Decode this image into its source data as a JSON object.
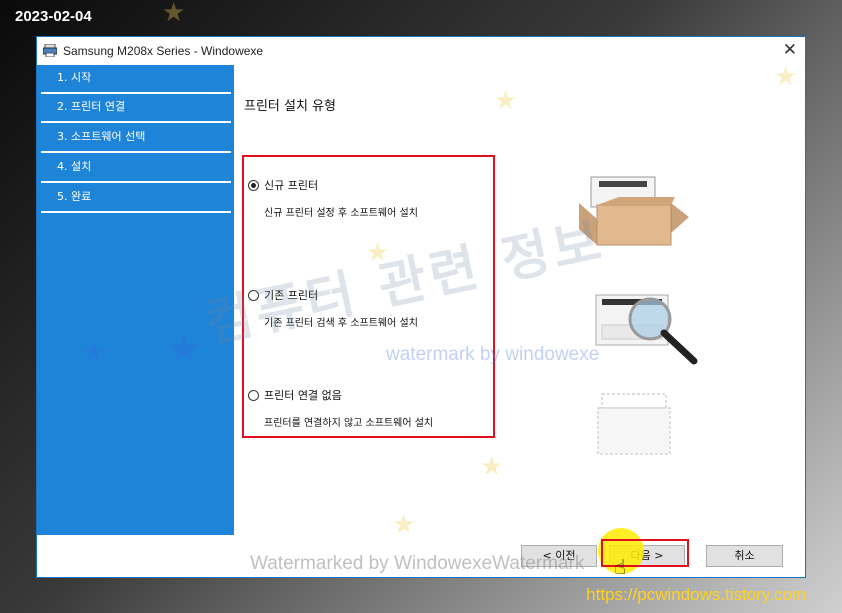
{
  "overlay": {
    "date": "2023-02-04",
    "site_url": "https://pcwindows.tistory.com",
    "watermark_korean": "컴퓨터 관련 정보",
    "watermark_small": "watermark by windowexe",
    "watermark_bottom": "Watermarked by WindowexeWatermark"
  },
  "window": {
    "title": "Samsung M208x Series   - Windowexe",
    "close_glyph": "✕"
  },
  "sidebar": {
    "steps": [
      {
        "label": "1. 시작"
      },
      {
        "label": "2. 프린터 연결"
      },
      {
        "label": "3. 소프트웨어 선택"
      },
      {
        "label": "4. 설치"
      },
      {
        "label": "5. 완료"
      }
    ]
  },
  "main": {
    "heading": "프린터 설치 유형",
    "options": [
      {
        "label": "신규 프린터",
        "description": "신규 프린터 설정 후 소프트웨어 설치",
        "selected": true,
        "icon": "printer-in-box-icon"
      },
      {
        "label": "기존 프린터",
        "description": "기존 프린터 검색 후 소프트웨어 설치",
        "selected": false,
        "icon": "printer-magnifier-icon"
      },
      {
        "label": "프린터 연결 없음",
        "description": "프린터를 연결하지 않고 소프트웨어 설치",
        "selected": false,
        "icon": "printer-outline-icon"
      }
    ]
  },
  "footer": {
    "back_label": "< 이전",
    "next_label": "다음 >",
    "cancel_label": "취소"
  },
  "colors": {
    "sidebar_bg": "#1e84d8",
    "highlight_red": "#e0101e",
    "url_yellow": "#ffd21e"
  }
}
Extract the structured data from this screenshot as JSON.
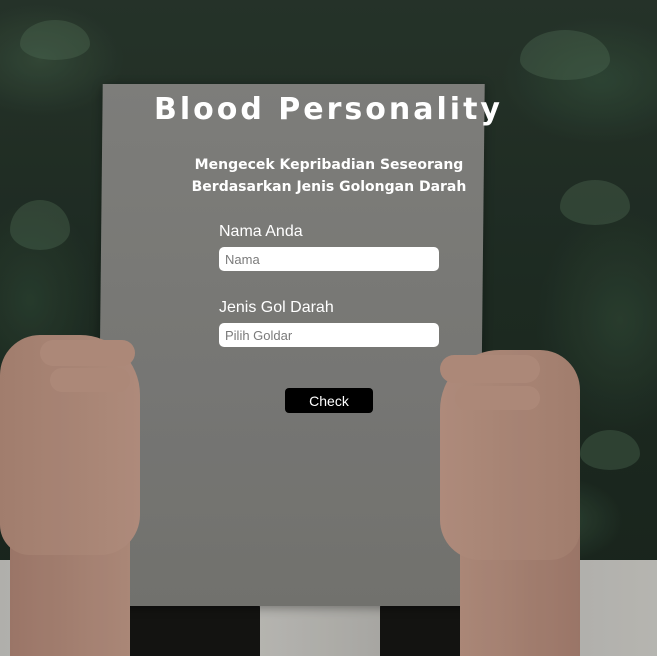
{
  "header": {
    "title": "Blood Personality",
    "subtitle_line1": "Mengecek Kepribadian Seseorang",
    "subtitle_line2": "Berdasarkan Jenis Golongan Darah"
  },
  "form": {
    "name_label": "Nama Anda",
    "name_placeholder": "Nama",
    "name_value": "",
    "blood_label": "Jenis Gol Darah",
    "blood_placeholder": "Pilih Goldar",
    "blood_value": "",
    "submit_label": "Check"
  },
  "colors": {
    "text": "#ffffff",
    "button_bg": "#000000",
    "input_bg": "#ffffff",
    "paper": "#8a8a86"
  }
}
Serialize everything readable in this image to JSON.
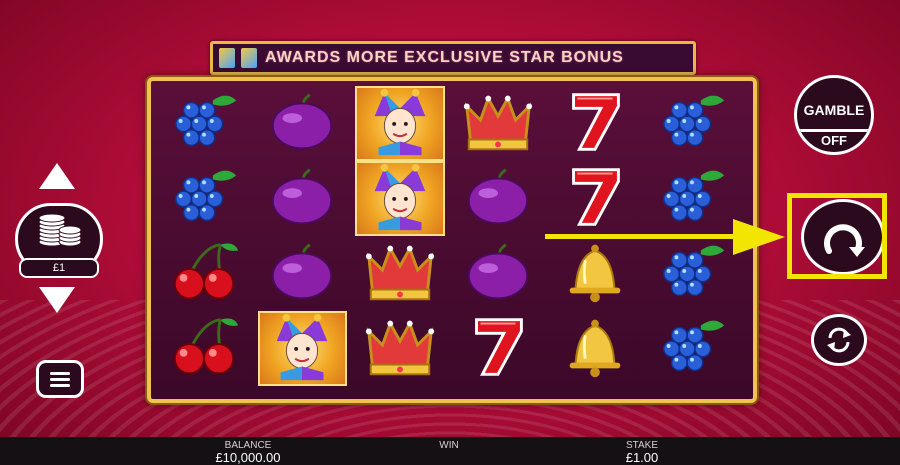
{
  "banner": {
    "text": "AWARDS MORE EXCLUSIVE STAR BONUS"
  },
  "reels": [
    [
      "grapes",
      "grapes",
      "cherries",
      "cherries"
    ],
    [
      "plum",
      "plum",
      "plum",
      "joker"
    ],
    [
      "joker",
      "joker",
      "crown",
      "crown"
    ],
    [
      "crown",
      "plum",
      "plum",
      "seven"
    ],
    [
      "seven",
      "seven",
      "bell",
      "bell"
    ],
    [
      "grapes",
      "grapes",
      "grapes",
      "grapes"
    ]
  ],
  "controls": {
    "stake_value": "£1",
    "gamble_label": "GAMBLE",
    "gamble_state": "OFF",
    "icons": [
      "arrow-up-icon",
      "coin-stack-icon",
      "arrow-down-icon",
      "menu-icon",
      "spin-icon",
      "autoplay-icon"
    ]
  },
  "bottom_bar": {
    "balance_label": "BALANCE",
    "balance_value": "£10,000.00",
    "win_label": "WIN",
    "win_value": "",
    "stake_label": "STAKE",
    "stake_value": "£1.00"
  },
  "colors": {
    "background": "#b40d3a",
    "frame_gold": "#f1c24f",
    "highlight_yellow": "#f2e600",
    "reel_bg": "#4a0c32"
  }
}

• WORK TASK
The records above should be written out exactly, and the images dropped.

• REPLY TO THE EXERCISE
Decode this image into its source data as a JSON object.
{
  "overlay": {
    "date": "2023-02-04",
    "site_url": "https://pcwindows.tistory.com",
    "watermark_korean": "컴퓨터 관련 정보",
    "watermark_small": "watermark by windowexe",
    "watermark_bottom": "Watermarked by WindowexeWatermark"
  },
  "window": {
    "title": "Samsung M208x Series   - Windowexe",
    "close_glyph": "✕"
  },
  "sidebar": {
    "steps": [
      {
        "label": "1. 시작"
      },
      {
        "label": "2. 프린터 연결"
      },
      {
        "label": "3. 소프트웨어 선택"
      },
      {
        "label": "4. 설치"
      },
      {
        "label": "5. 완료"
      }
    ]
  },
  "main": {
    "heading": "프린터 설치 유형",
    "options": [
      {
        "label": "신규 프린터",
        "description": "신규 프린터 설정 후 소프트웨어 설치",
        "selected": true,
        "icon": "printer-in-box-icon"
      },
      {
        "label": "기존 프린터",
        "description": "기존 프린터 검색 후 소프트웨어 설치",
        "selected": false,
        "icon": "printer-magnifier-icon"
      },
      {
        "label": "프린터 연결 없음",
        "description": "프린터를 연결하지 않고 소프트웨어 설치",
        "selected": false,
        "icon": "printer-outline-icon"
      }
    ]
  },
  "footer": {
    "back_label": "< 이전",
    "next_label": "다음 >",
    "cancel_label": "취소"
  },
  "colors": {
    "sidebar_bg": "#1e84d8",
    "highlight_red": "#e0101e",
    "url_yellow": "#ffd21e"
  }
}
Extract the structured data from this screenshot as JSON.
{
  "header": {
    "title": "Blood Personality",
    "subtitle_line1": "Mengecek Kepribadian Seseorang",
    "subtitle_line2": "Berdasarkan Jenis Golongan Darah"
  },
  "form": {
    "name_label": "Nama Anda",
    "name_placeholder": "Nama",
    "name_value": "",
    "blood_label": "Jenis Gol Darah",
    "blood_placeholder": "Pilih Goldar",
    "blood_value": "",
    "submit_label": "Check"
  },
  "colors": {
    "text": "#ffffff",
    "button_bg": "#000000",
    "input_bg": "#ffffff",
    "paper": "#8a8a86"
  }
}
Serialize everything readable in this image to JSON.
{
  "banner": {
    "text": "AWARDS MORE EXCLUSIVE STAR BONUS"
  },
  "reels": [
    [
      "grapes",
      "grapes",
      "cherries",
      "cherries"
    ],
    [
      "plum",
      "plum",
      "plum",
      "joker"
    ],
    [
      "joker",
      "joker",
      "crown",
      "crown"
    ],
    [
      "crown",
      "plum",
      "plum",
      "seven"
    ],
    [
      "seven",
      "seven",
      "bell",
      "bell"
    ],
    [
      "grapes",
      "grapes",
      "grapes",
      "grapes"
    ]
  ],
  "controls": {
    "stake_value": "£1",
    "gamble_label": "GAMBLE",
    "gamble_state": "OFF",
    "icons": [
      "arrow-up-icon",
      "coin-stack-icon",
      "arrow-down-icon",
      "menu-icon",
      "spin-icon",
      "autoplay-icon"
    ]
  },
  "bottom_bar": {
    "balance_label": "BALANCE",
    "balance_value": "£10,000.00",
    "win_label": "WIN",
    "win_value": "",
    "stake_label": "STAKE",
    "stake_value": "£1.00"
  },
  "colors": {
    "background": "#b40d3a",
    "frame_gold": "#f1c24f",
    "highlight_yellow": "#f2e600",
    "reel_bg": "#4a0c32"
  }
}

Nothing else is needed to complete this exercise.